At the tail end of New York City’s hottest summer on record, the federal Environmental Protection Agency delayed a decision on proposed stricter national standards for ozone that was expected at the end of August. There has been plenty of political heat over the proposed standard, which has the potential to put much of New York State in “non-attainment” (failing EPA standards), forcing agencies to find new ways to clean the air.
What Non-Attainment Means for Transportation
States must improve air quality in non-attainment regions by developing plans to tackle major pollution sources, including transportation. Being in non-attainment is hardly a transformative event. For example, all of New Jersey and Connecticut is in non-attainment for ozone, but that has not stopped huge road projects like the NJ Turnpike widening or Q Bridge expansion from moving forward.
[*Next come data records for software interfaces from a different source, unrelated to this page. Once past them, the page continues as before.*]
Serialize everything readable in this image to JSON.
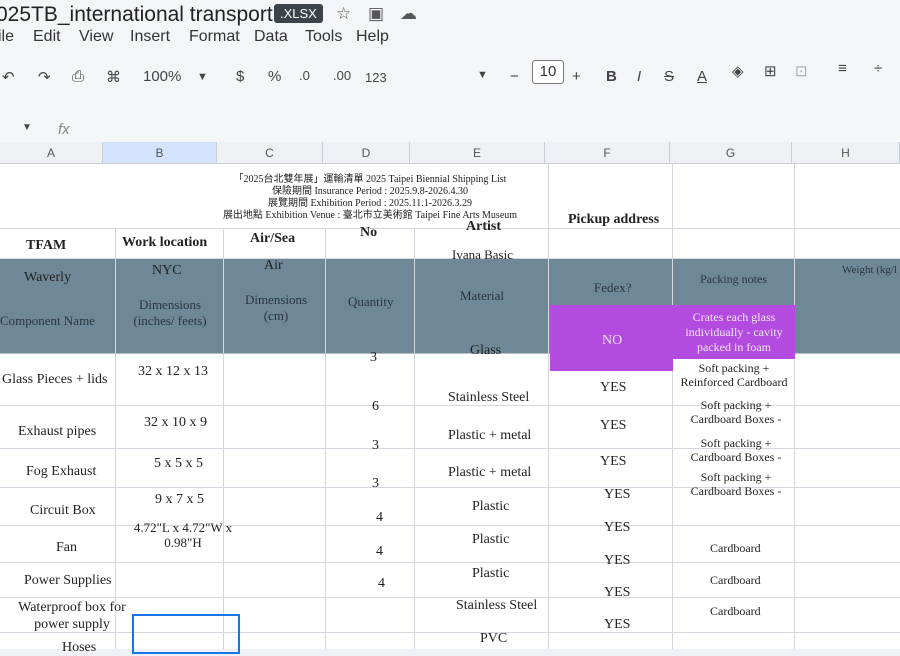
{
  "app": {
    "title": "025TB_international transport",
    "badge": ".XLSX"
  },
  "menu": {
    "file": "ile",
    "edit": "Edit",
    "view": "View",
    "insert": "Insert",
    "format": "Format",
    "data": "Data",
    "tools": "Tools",
    "help": "Help"
  },
  "toolbar": {
    "zoom": "100%",
    "currency": "$",
    "percent": "%",
    "dec_less": ".0",
    "dec_more": ".00",
    "num_format": "123",
    "font_size": "10",
    "bold": "B",
    "italic": "I"
  },
  "formula": {
    "fx": "fx"
  },
  "columns": [
    "A",
    "B",
    "C",
    "D",
    "E",
    "F",
    "G",
    "H"
  ],
  "info": {
    "line1": "「2025台北雙年展」運輸清單 2025 Taipei Biennial Shipping List",
    "line2": "保險期間 Insurance Period : 2025.9.8-2026.4.30",
    "line3": "展覽期間 Exhibition Period : 2025.11.1-2026.3.29",
    "line4": "展出地點 Exhibition Venue : 臺北市立美術館 Taipei Fine Arts Museum"
  },
  "hdr1": {
    "tfam": "TFAM",
    "work_location": "Work location",
    "air_sea": "Air/Sea",
    "no": "No",
    "artist": "Artist",
    "pickup": "Pickup address"
  },
  "hdr2": {
    "tfam": "Waverly",
    "work_location": "NYC",
    "air_sea": "Air",
    "artist": "Ivana Basic"
  },
  "band": {
    "component": "Component Name",
    "dim_in": "Dimensions (inches/ feets)",
    "dim_cm": "Dimensions (cm)",
    "quantity": "Quantity",
    "material": "Material",
    "fedex": "Fedex?",
    "packing": "Packing notes",
    "weight": "Weight (kg/l"
  },
  "rows": [
    {
      "name": "Glass Pieces + lids",
      "dim": "32 x 12 x 13",
      "qty": "3",
      "material": "Glass",
      "fedex": "NO",
      "notes": "Crates each glass individually - cavity packed in foam"
    },
    {
      "name": "Exhaust pipes",
      "dim": "32 x 10 x 9",
      "qty": "6",
      "material": "Stainless Steel",
      "fedex": "YES",
      "notes": "Soft packing + Reinforced Cardboard"
    },
    {
      "name": "Fog Exhaust",
      "dim": "5 x 5 x 5",
      "qty": "3",
      "material": "Plastic + metal",
      "fedex": "YES",
      "notes": "Soft packing + Cardboard Boxes -"
    },
    {
      "name": "Circuit Box",
      "dim": "9 x 7 x 5",
      "qty": "3",
      "material": "Plastic + metal",
      "fedex": "YES",
      "notes": "Soft packing + Cardboard Boxes -"
    },
    {
      "name": "Fan",
      "dim": "4.72\"L x 4.72\"W x 0.98\"H",
      "qty": "4",
      "material": "Plastic",
      "fedex": "YES",
      "notes": "Soft packing + Cardboard Boxes -"
    },
    {
      "name": "Power Supplies",
      "dim": "",
      "qty": "4",
      "material": "Plastic",
      "fedex": "YES",
      "notes": "Cardboard"
    },
    {
      "name": "Waterproof box for power supply",
      "dim": "",
      "qty": "4",
      "material": "Plastic",
      "fedex": "YES",
      "notes": "Cardboard"
    },
    {
      "name": "",
      "dim": "",
      "qty": "",
      "material": "Stainless Steel",
      "fedex": "YES",
      "notes": "Cardboard"
    },
    {
      "name": "Hoses",
      "dim": "",
      "qty": "",
      "material": "PVC",
      "fedex": "YES",
      "notes": ""
    }
  ],
  "colors": {
    "band": "#6f8898",
    "highlight": "#b44be0",
    "selection": "#1a73e8"
  }
}
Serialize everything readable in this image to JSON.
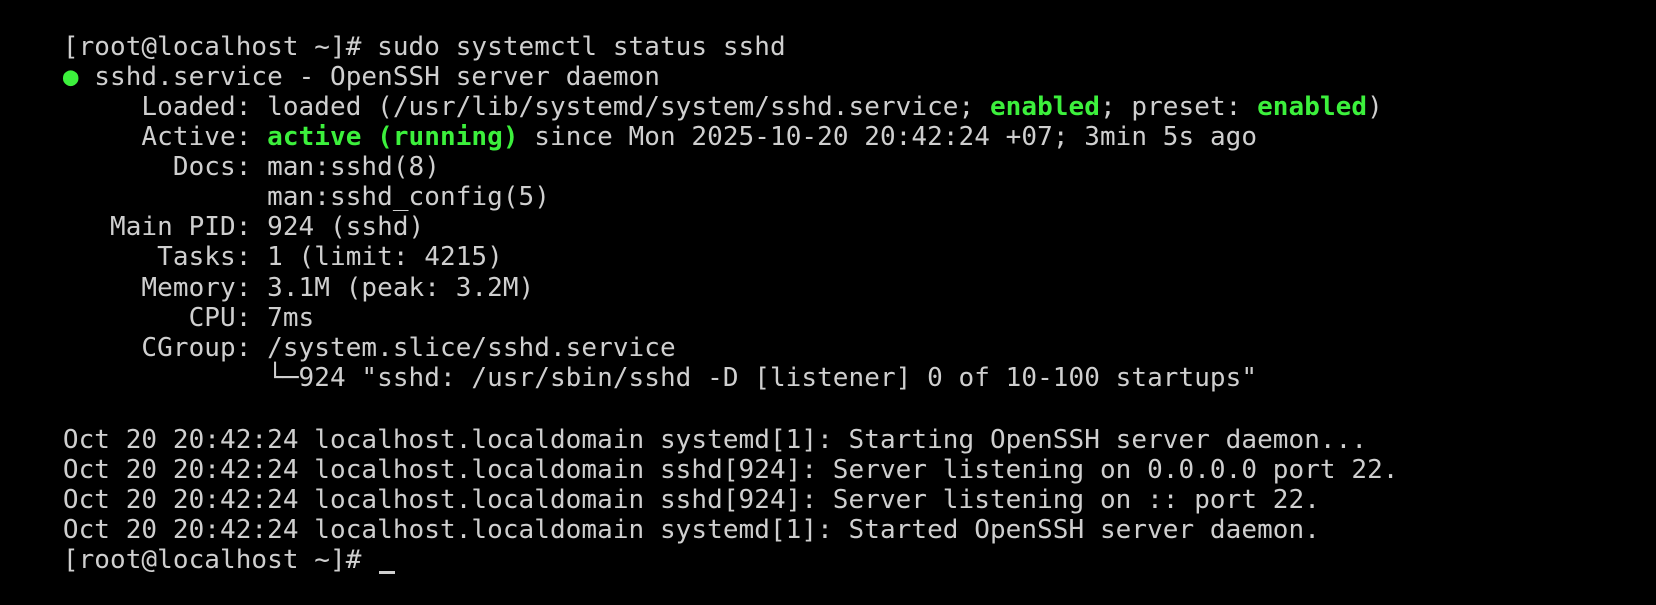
{
  "colors": {
    "background": "#000000",
    "text": "#cfcfcf",
    "highlight": "#3cf03c"
  },
  "prompt_line": "[root@localhost ~]# sudo systemctl status sshd",
  "unit": {
    "bullet": "●",
    "title": " sshd.service - OpenSSH server daemon",
    "loaded_prefix": "     Loaded: loaded (/usr/lib/systemd/system/sshd.service; ",
    "loaded_enabled": "enabled",
    "loaded_mid": "; preset: ",
    "loaded_preset": "enabled",
    "loaded_suffix": ")",
    "active_label": "     Active: ",
    "active_state": "active (running)",
    "active_since": " since Mon 2025-10-20 20:42:24 +07; 3min 5s ago",
    "docs_1": "       Docs: man:sshd(8)",
    "docs_2": "             man:sshd_config(5)",
    "main_pid": "   Main PID: 924 (sshd)",
    "tasks": "      Tasks: 1 (limit: 4215)",
    "memory": "     Memory: 3.1M (peak: 3.2M)",
    "cpu": "        CPU: 7ms",
    "cgroup": "     CGroup: /system.slice/sshd.service",
    "cgroup_child": "             └─924 \"sshd: /usr/sbin/sshd -D [listener] 0 of 10-100 startups\""
  },
  "log_lines": [
    "Oct 20 20:42:24 localhost.localdomain systemd[1]: Starting OpenSSH server daemon...",
    "Oct 20 20:42:24 localhost.localdomain sshd[924]: Server listening on 0.0.0.0 port 22.",
    "Oct 20 20:42:24 localhost.localdomain sshd[924]: Server listening on :: port 22.",
    "Oct 20 20:42:24 localhost.localdomain systemd[1]: Started OpenSSH server daemon."
  ],
  "final_prompt": "[root@localhost ~]#"
}
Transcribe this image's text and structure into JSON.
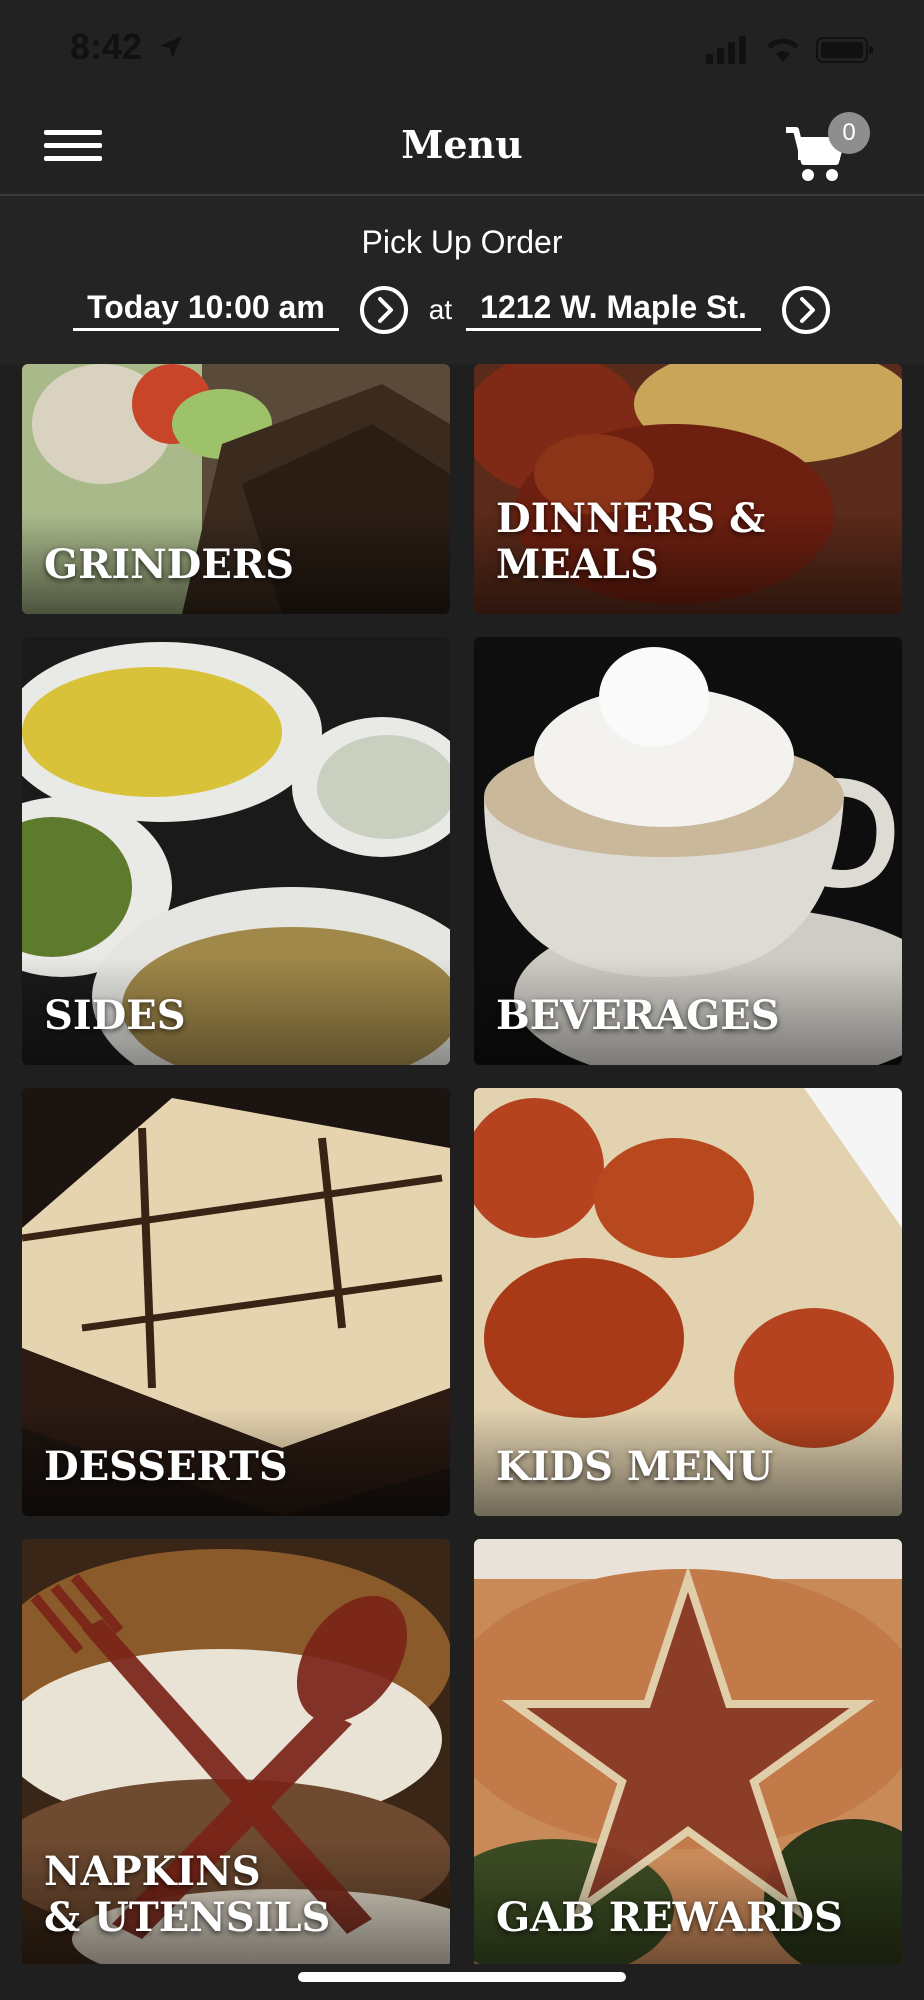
{
  "status": {
    "time": "8:42"
  },
  "nav": {
    "title": "Menu",
    "cart_count": "0"
  },
  "pickup": {
    "title": "Pick Up Order",
    "time_label": "Today 10:00 am",
    "at_label": "at",
    "location_label": "1212 W. Maple St."
  },
  "categories": [
    {
      "label": "GRINDERS"
    },
    {
      "label": "DINNERS & MEALS"
    },
    {
      "label": "SIDES"
    },
    {
      "label": "BEVERAGES"
    },
    {
      "label": "DESSERTS"
    },
    {
      "label": "KIDS MENU"
    },
    {
      "label": "NAPKINS\n& UTENSILS"
    },
    {
      "label": "GAB REWARDS"
    }
  ]
}
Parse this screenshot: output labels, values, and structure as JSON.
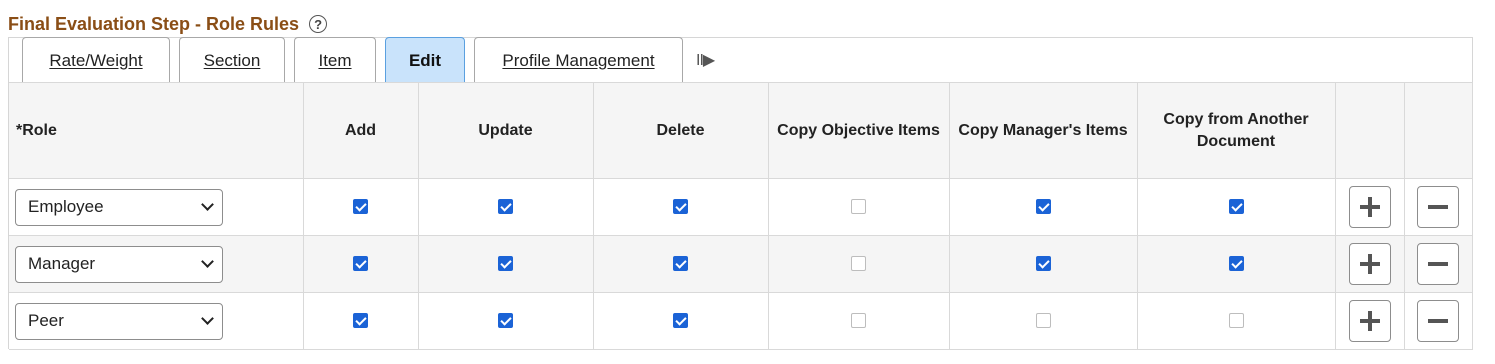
{
  "header": {
    "title": "Final Evaluation Step - Role Rules",
    "help_icon": "question-circle-icon"
  },
  "tabs": [
    {
      "label": "Rate/Weight",
      "active": false
    },
    {
      "label": "Section",
      "active": false
    },
    {
      "label": "Item",
      "active": false
    },
    {
      "label": "Edit",
      "active": true
    },
    {
      "label": "Profile Management",
      "active": false
    }
  ],
  "tabs_more": {
    "label": "II▶",
    "icon": "show-all-columns-icon"
  },
  "table": {
    "columns": [
      "*Role",
      "Add",
      "Update",
      "Delete",
      "Copy Objective Items",
      "Copy Manager's Items",
      "Copy from Another Document",
      "",
      ""
    ],
    "rows": [
      {
        "role": "Employee",
        "add": true,
        "update": true,
        "delete": true,
        "copy_objective": false,
        "copy_manager": true,
        "copy_another": true
      },
      {
        "role": "Manager",
        "add": true,
        "update": true,
        "delete": true,
        "copy_objective": false,
        "copy_manager": true,
        "copy_another": true
      },
      {
        "role": "Peer",
        "add": true,
        "update": true,
        "delete": true,
        "copy_objective": false,
        "copy_manager": false,
        "copy_another": false
      }
    ]
  },
  "colors": {
    "title": "#8a4e16",
    "active_tab": "#c9e3fb",
    "checkbox_checked": "#1b63d6"
  }
}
But it can have significant effects. The NY State Department of Environmental Conservation’s “state implementation plan” caps parking in Manhattan’s central business district and was cited in a recent lawsuit which reduced parking in NYC’s planned Hudson Yards district. Regions in non-attainment also get funds from the federal Congestion Mitigation and Air Quality program (CMAQ), a large program typically used for transit, bike and pedestrian, and demand management projects. In our region, CMAQ funds have been used for projects as diverse as freight rail improvements in NJ, the purchase of shuttle buses in Norwalk, CT; and parts of the Harlem River Esplanade (park and bike/pedestrian path) in New York City.
A New Standard
The current standard for ozone levels is 75 parts per billion (ppb) measured in an 8-hour period. In January, the EPA proposed a stronger standard, between 60 to 70 ppb. If adopted, this standard would be gradually phased in through 2030.
As the map at right shows, a stronger standard would mean a new state of affairs for less populated counties that have never been in non-attainment before. “Any new projects that add [road] capacity… will require some kind of offset or mitigation project to minimize or reduce vehicle emissions,” said Bill Tobin, principal transportation planner for the Ulster County Transportation Council, the municipal planning organization.
UCTC would have to produce different travel demand modeling and would need to better coordinate with planning organizations in surrounding counties, whose activities impact Ulster County’s air, Tobin said. He worried that “it will be burdensome to meet these requirements and continue performing our other daily responsibilities,” given staffing levels at the agency. On the positive side, qualifying for CMAQ funds will help the County move forward on much-needed transit, park and ride, and trail projects.
New standards would mean that New York would have to do more to reduce transportation emissions. To date, regulations like vapor capture nozzles on gas pumps and clean diesel requirements have helped, but “you can only revisit gas cans so many times,” says Mike Sheehan, who works on transportation issues in the NY State Department of Environmental Conservation. This year, New York joined other Mid-Atlantic and New England states in signing the Transportation and Climate Initiative, an agreement to “work collaboratively” in reducing transportation emissions. However, driving these efforts forward with effective implementation will depend on leadership from the next Governor.
Clean Air vs. Politics
The Clean Air Act directs the EPA to review the “national ambient air quality standard” for pollutant levels every 5 years. In 2008, the Bush Administration set the level at 75 ppb, ignoring the EPA’s own scientists, who had recommended a level between 60 and 70 ppb. Under the Obama administration, the EPA has re-examined the science behind the numbers.
But stronger, science-based ozone standards aren’t a done deal, and face pressure from industry and many politicians. Opponents have argued that stricter standards will incur higher compliance costs and negatively impact the economy. Two Democrats and all of the Republicans on the House Appropriations subcommittee even tried, unsuccessfully, to cut off federal funds that enable the EPA to reconsider the rule.
However, the abysmal air quality this summer in New York City has spurred many supporters to speak out, including the New York Times editorial board. As Tri-State board chair Rich Kassel recently pointed out in the Gotham Gazette, this summer NYC residents slogged through 27 air quality alert days when ozone levels put human health at risk; during an average summer the city sees fewer than 5 alert days. “It will be critical for Washington to take positive action on these necessary policy steps, and for New York to adopt a plan to finally meet EPA’s health standards for ozone, once and for all,” he wrote. The EPA is now expected to make a decision on the new standard by the end of October.
Image: TSTC using data from the NYS Dept. of Environmental Conservation.